▶ **Task instructions**
The records sit below. Return every line in them that holds the word "kind".

▶ **Recorded data**
+ + + + + + +

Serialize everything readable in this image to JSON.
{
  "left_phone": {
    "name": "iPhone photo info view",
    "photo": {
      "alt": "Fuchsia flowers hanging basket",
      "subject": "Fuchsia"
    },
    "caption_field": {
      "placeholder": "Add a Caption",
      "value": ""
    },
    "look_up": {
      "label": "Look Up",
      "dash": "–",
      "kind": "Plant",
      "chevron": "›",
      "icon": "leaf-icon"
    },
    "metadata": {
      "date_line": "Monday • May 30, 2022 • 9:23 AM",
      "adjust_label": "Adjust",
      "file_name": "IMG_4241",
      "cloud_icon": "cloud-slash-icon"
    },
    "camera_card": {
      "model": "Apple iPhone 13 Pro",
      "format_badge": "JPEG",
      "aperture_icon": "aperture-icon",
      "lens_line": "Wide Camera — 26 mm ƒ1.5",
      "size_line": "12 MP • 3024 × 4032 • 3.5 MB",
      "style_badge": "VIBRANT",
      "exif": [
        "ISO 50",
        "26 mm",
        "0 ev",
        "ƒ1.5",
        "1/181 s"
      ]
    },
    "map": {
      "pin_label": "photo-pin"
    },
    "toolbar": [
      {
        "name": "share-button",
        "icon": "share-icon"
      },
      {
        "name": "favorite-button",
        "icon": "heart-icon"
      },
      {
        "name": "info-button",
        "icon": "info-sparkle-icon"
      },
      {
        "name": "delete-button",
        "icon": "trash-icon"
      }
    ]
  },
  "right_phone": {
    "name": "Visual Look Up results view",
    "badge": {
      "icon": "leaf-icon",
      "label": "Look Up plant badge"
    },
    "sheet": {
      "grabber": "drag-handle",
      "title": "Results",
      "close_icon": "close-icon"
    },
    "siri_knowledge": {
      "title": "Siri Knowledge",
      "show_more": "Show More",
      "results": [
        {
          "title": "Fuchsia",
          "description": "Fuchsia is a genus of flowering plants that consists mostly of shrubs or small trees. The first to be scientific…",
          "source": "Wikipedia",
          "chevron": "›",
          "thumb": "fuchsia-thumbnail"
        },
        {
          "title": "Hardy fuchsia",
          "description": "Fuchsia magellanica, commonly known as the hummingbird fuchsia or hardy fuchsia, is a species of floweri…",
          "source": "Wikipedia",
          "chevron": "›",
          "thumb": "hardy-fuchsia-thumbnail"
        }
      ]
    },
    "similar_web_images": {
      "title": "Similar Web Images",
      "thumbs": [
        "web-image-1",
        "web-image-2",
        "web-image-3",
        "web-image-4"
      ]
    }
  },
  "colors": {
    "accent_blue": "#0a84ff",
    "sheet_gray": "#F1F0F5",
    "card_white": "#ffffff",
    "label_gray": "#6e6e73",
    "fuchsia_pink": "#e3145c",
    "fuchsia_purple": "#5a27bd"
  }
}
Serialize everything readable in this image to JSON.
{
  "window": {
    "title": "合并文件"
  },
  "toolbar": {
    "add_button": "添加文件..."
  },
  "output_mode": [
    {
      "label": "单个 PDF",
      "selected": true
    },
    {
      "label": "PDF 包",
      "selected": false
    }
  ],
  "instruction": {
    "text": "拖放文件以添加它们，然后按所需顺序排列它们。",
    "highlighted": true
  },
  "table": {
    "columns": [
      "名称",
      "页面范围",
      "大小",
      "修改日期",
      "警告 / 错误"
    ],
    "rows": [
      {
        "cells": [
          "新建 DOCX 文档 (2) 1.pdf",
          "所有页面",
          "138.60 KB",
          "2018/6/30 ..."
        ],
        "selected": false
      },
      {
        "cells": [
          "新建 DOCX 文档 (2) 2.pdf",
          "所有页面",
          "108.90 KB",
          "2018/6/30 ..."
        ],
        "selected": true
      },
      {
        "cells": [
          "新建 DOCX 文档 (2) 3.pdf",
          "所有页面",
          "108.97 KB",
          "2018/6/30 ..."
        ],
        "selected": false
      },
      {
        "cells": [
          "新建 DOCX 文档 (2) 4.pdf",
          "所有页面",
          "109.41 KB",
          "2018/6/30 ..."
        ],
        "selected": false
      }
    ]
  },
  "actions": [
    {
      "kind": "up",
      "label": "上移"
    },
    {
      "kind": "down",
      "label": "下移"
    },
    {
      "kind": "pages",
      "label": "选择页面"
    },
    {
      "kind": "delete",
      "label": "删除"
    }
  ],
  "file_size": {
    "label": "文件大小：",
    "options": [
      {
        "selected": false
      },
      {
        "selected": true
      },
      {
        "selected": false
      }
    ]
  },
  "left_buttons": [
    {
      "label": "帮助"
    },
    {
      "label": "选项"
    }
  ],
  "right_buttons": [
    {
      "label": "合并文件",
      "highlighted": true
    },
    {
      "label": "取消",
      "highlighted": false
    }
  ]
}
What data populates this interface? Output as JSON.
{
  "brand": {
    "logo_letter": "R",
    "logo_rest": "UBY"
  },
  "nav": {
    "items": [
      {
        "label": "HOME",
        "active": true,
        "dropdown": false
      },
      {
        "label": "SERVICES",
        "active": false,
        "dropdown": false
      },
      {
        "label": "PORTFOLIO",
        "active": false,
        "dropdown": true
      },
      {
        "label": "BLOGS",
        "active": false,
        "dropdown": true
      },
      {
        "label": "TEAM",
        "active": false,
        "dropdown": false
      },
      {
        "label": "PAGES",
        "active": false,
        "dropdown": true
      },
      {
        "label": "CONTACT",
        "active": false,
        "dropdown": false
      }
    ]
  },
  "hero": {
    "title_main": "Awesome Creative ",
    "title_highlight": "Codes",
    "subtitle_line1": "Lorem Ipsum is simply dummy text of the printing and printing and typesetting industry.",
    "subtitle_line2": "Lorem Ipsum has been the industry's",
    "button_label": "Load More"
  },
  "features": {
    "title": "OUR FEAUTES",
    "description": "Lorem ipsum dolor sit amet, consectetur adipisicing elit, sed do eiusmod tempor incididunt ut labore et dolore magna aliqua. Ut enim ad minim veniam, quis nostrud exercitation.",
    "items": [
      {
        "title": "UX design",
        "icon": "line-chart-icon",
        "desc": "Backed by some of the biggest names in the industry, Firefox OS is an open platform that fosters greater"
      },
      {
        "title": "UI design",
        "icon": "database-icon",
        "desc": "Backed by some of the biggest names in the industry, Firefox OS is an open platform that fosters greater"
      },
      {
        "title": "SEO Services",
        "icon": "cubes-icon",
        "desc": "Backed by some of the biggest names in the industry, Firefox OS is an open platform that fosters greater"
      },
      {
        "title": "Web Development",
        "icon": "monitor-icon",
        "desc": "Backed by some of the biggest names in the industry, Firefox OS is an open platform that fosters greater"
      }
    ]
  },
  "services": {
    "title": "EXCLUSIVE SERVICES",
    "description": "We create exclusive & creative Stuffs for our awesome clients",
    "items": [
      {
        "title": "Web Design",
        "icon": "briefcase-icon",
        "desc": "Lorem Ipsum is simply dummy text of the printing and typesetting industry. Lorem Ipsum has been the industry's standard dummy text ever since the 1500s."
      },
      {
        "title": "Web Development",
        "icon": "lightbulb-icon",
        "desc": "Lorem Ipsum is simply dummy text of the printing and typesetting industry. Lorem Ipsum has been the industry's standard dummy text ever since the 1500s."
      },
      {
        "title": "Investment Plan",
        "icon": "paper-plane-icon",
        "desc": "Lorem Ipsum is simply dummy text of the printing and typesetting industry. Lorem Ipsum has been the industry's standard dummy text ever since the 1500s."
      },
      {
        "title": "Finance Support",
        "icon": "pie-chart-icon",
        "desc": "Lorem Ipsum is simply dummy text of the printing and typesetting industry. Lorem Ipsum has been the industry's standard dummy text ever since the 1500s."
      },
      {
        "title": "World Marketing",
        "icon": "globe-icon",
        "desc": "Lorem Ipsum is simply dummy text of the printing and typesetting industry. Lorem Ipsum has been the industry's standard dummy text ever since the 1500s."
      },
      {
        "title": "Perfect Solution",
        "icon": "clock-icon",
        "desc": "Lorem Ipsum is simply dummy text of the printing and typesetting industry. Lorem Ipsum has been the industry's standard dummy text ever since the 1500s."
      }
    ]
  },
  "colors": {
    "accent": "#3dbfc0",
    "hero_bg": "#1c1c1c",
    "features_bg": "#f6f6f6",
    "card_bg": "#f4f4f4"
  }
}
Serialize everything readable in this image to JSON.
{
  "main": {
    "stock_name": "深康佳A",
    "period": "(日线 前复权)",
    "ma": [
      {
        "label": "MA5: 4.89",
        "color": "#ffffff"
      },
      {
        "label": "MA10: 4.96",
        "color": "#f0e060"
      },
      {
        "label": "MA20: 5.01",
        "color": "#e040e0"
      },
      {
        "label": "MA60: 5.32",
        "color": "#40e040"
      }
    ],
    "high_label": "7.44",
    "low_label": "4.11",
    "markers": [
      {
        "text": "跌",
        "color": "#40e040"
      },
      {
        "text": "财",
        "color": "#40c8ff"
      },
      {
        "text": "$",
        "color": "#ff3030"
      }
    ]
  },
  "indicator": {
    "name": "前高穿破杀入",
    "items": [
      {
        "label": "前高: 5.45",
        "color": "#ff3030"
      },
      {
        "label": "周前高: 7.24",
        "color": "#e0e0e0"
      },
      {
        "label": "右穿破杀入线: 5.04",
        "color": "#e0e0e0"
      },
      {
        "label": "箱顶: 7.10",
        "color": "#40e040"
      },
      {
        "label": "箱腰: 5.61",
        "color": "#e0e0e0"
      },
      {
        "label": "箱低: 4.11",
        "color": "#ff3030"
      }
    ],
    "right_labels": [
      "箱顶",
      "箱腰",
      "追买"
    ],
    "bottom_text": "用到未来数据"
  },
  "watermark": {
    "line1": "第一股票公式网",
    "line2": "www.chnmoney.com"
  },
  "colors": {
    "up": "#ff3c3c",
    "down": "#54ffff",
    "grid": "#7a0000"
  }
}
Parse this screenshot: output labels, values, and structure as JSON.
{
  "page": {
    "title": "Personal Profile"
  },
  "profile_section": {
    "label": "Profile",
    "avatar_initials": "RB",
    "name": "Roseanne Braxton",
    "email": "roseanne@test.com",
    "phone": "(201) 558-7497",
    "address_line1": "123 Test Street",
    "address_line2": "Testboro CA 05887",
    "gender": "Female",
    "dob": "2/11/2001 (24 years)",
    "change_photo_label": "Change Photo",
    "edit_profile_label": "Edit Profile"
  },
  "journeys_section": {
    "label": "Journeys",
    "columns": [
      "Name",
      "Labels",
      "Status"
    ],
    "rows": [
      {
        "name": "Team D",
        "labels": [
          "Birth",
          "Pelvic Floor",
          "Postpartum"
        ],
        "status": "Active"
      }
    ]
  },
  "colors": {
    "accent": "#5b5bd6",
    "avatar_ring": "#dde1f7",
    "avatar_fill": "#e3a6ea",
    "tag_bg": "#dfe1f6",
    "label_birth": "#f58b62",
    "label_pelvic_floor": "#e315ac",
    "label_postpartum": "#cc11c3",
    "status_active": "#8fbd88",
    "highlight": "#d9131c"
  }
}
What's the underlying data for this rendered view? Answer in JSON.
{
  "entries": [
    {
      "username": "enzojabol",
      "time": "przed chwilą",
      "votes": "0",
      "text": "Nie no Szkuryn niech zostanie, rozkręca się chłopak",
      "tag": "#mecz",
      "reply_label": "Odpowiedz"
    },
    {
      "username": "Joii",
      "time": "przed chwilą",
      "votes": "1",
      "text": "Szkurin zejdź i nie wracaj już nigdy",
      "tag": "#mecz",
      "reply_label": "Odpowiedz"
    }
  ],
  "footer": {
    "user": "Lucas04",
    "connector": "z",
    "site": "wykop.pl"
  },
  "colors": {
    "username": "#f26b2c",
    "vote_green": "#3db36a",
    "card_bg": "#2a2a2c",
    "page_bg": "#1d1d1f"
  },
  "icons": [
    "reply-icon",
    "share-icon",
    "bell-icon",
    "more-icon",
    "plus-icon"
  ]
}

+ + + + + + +

▶ **Reply to the task**
      "kind": "Plant",
      "kind": "up",
      "kind": "down",
      "kind": "pages",
      "kind": "delete",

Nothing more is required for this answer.